_What you need to do_
Could you reproduce every entry as it stands, leaving the pictures behind?

Dataset items
+ + +

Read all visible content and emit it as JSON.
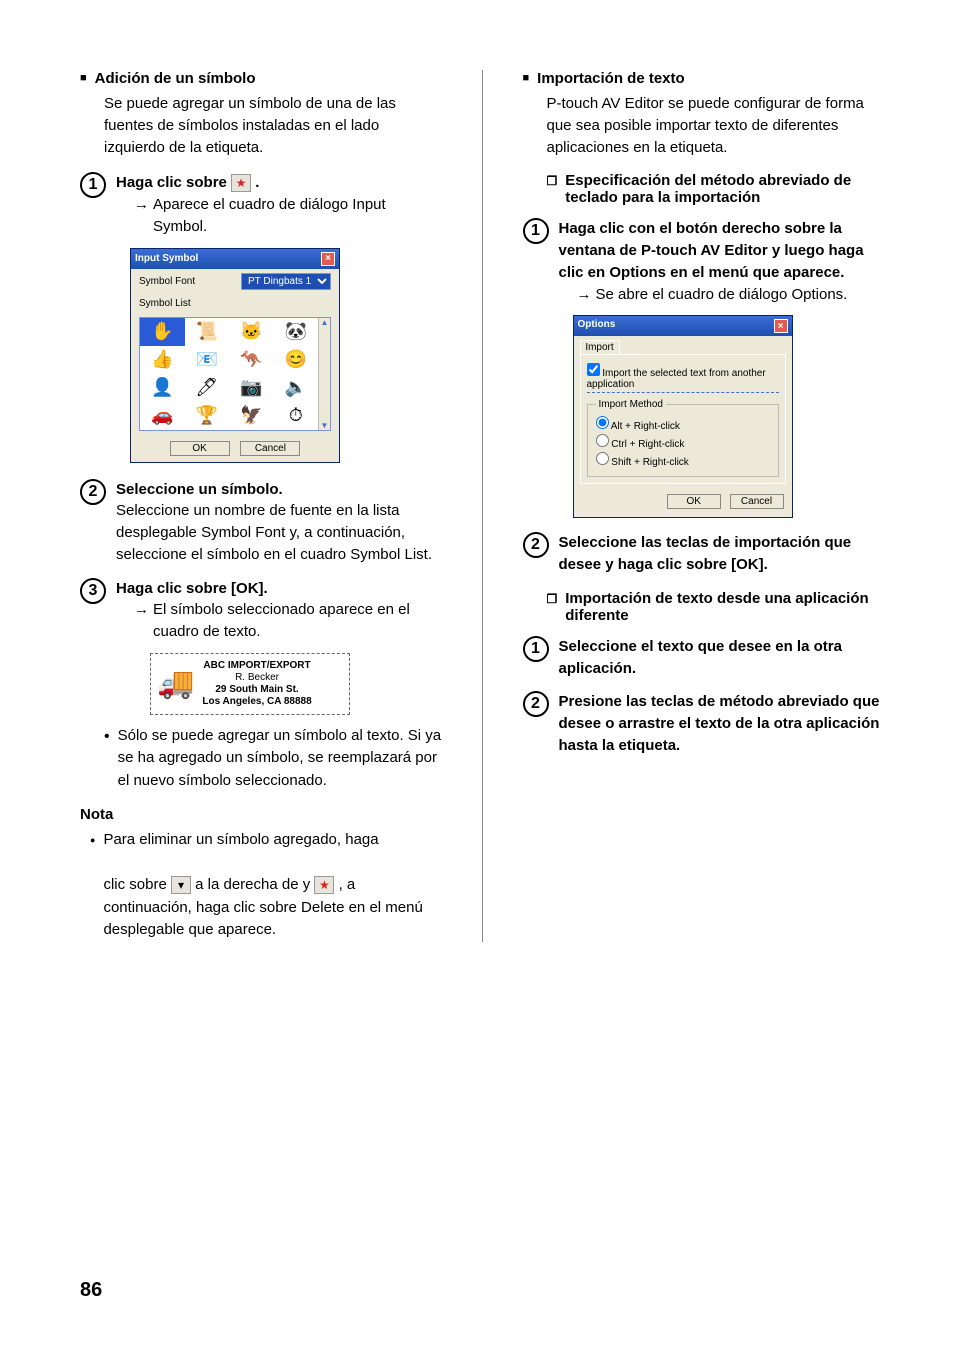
{
  "leftCol": {
    "h1": "Adición de un símbolo",
    "p1": "Se puede agregar un símbolo de una de las fuentes de símbolos instaladas en el lado izquierdo de la etiqueta.",
    "step1": {
      "num": "1",
      "boldPrefix": "Haga clic sobre ",
      "boldSuffix": " .",
      "result": "Aparece el cuadro de diálogo Input Symbol."
    },
    "dlgInput": {
      "title": "Input Symbol",
      "fontLabel": "Symbol Font",
      "fontValue": "PT Dingbats 1",
      "listLabel": "Symbol List",
      "symbols": [
        "✋",
        "📜",
        "🐱",
        "🐼",
        "👍",
        "📧",
        "🦘",
        "😊",
        "👤",
        "🖊",
        "📷",
        "🔈",
        "🚗",
        "🏆",
        "🦅",
        "⏱"
      ],
      "ok": "OK",
      "cancel": "Cancel"
    },
    "step2": {
      "num": "2",
      "bold": "Seleccione un símbolo.",
      "text": "Seleccione un nombre de fuente en la lista desplegable Symbol Font y, a continuación, seleccione el símbolo en el cuadro Symbol List."
    },
    "step3": {
      "num": "3",
      "bold": "Haga clic sobre [OK].",
      "result": "El símbolo seleccionado aparece en el cuadro de texto."
    },
    "labelPrev": {
      "l1": "ABC IMPORT/EXPORT",
      "l2": "R. Becker",
      "l3": "29 South Main St.",
      "l4": "Los Angeles, CA 88888"
    },
    "bullet": "Sólo se puede agregar un símbolo al texto. Si ya se ha agregado un símbolo, se reemplazará por el nuevo símbolo seleccionado.",
    "noteH": "Nota",
    "noteTextA": "Para eliminar un símbolo agregado, haga",
    "noteTextB_pre": "clic sobre ",
    "noteTextB_mid": " a la derecha de y ",
    "noteTextB_post": " , a continuación, haga clic sobre Delete en el menú desplegable que aparece."
  },
  "rightCol": {
    "h1": "Importación de texto",
    "p1": "P-touch AV Editor se puede configurar de forma que sea posible importar texto de diferentes aplicaciones en la etiqueta.",
    "sub1": "Especificación del método abreviado de teclado para la importación",
    "step1": {
      "num": "1",
      "bold": "Haga clic con el botón derecho sobre la ventana de P-touch AV Editor y luego haga clic en Options en el menú que aparece.",
      "result": "Se abre el cuadro de diálogo Options."
    },
    "dlgOptions": {
      "title": "Options",
      "tab": "Import",
      "chk": "Import the selected text from another application",
      "legend": "Import Method",
      "opt1": "Alt + Right-click",
      "opt2": "Ctrl + Right-click",
      "opt3": "Shift + Right-click",
      "ok": "OK",
      "cancel": "Cancel"
    },
    "step2": {
      "num": "2",
      "bold": "Seleccione las teclas de importación que desee y haga clic sobre [OK]."
    },
    "sub2": "Importación de texto desde una aplicación diferente",
    "step3": {
      "num": "1",
      "bold": "Seleccione el texto que desee en la otra aplicación."
    },
    "step4": {
      "num": "2",
      "bold": "Presione las teclas de método abreviado que desee o arrastre el texto de la otra aplicación hasta la etiqueta."
    }
  },
  "pageNum": "86"
}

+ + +

_Written response_
Read all visible content and emit it as JSON.
{
  "leftCol": {
    "h1": "Adición de un símbolo",
    "p1": "Se puede agregar un símbolo de una de las fuentes de símbolos instaladas en el lado izquierdo de la etiqueta.",
    "step1": {
      "num": "1",
      "boldPrefix": "Haga clic sobre ",
      "boldSuffix": " .",
      "result": "Aparece el cuadro de diálogo Input Symbol."
    },
    "dlgInput": {
      "title": "Input Symbol",
      "fontLabel": "Symbol Font",
      "fontValue": "PT Dingbats 1",
      "listLabel": "Symbol List",
      "symbols": [
        "✋",
        "📜",
        "🐱",
        "🐼",
        "👍",
        "📧",
        "🦘",
        "😊",
        "👤",
        "🖊",
        "📷",
        "🔈",
        "🚗",
        "🏆",
        "🦅",
        "⏱"
      ],
      "ok": "OK",
      "cancel": "Cancel"
    },
    "step2": {
      "num": "2",
      "bold": "Seleccione un símbolo.",
      "text": "Seleccione un nombre de fuente en la lista desplegable Symbol Font y, a continuación, seleccione el símbolo en el cuadro Symbol List."
    },
    "step3": {
      "num": "3",
      "bold": "Haga clic sobre [OK].",
      "result": "El símbolo seleccionado aparece en el cuadro de texto."
    },
    "labelPrev": {
      "l1": "ABC IMPORT/EXPORT",
      "l2": "R. Becker",
      "l3": "29 South Main St.",
      "l4": "Los Angeles, CA 88888"
    },
    "bullet": "Sólo se puede agregar un símbolo al texto. Si ya se ha agregado un símbolo, se reemplazará por el nuevo símbolo seleccionado.",
    "noteH": "Nota",
    "noteTextA": "Para eliminar un símbolo agregado, haga",
    "noteTextB_pre": "clic sobre ",
    "noteTextB_mid": " a la derecha de y ",
    "noteTextB_post": " , a continuación, haga clic sobre Delete en el menú desplegable que aparece."
  },
  "rightCol": {
    "h1": "Importación de texto",
    "p1": "P-touch AV Editor se puede configurar de forma que sea posible importar texto de diferentes aplicaciones en la etiqueta.",
    "sub1": "Especificación del método abreviado de teclado para la importación",
    "step1": {
      "num": "1",
      "bold": "Haga clic con el botón derecho sobre la ventana de P-touch AV Editor y luego haga clic en Options en el menú que aparece.",
      "result": "Se abre el cuadro de diálogo Options."
    },
    "dlgOptions": {
      "title": "Options",
      "tab": "Import",
      "chk": "Import the selected text from another application",
      "legend": "Import Method",
      "opt1": "Alt + Right-click",
      "opt2": "Ctrl + Right-click",
      "opt3": "Shift + Right-click",
      "ok": "OK",
      "cancel": "Cancel"
    },
    "step2": {
      "num": "2",
      "bold": "Seleccione las teclas de importación que desee y haga clic sobre [OK]."
    },
    "sub2": "Importación de texto desde una aplicación diferente",
    "step3": {
      "num": "1",
      "bold": "Seleccione el texto que desee en la otra aplicación."
    },
    "step4": {
      "num": "2",
      "bold": "Presione las teclas de método abreviado que desee o arrastre el texto de la otra aplicación hasta la etiqueta."
    }
  },
  "pageNum": "86"
}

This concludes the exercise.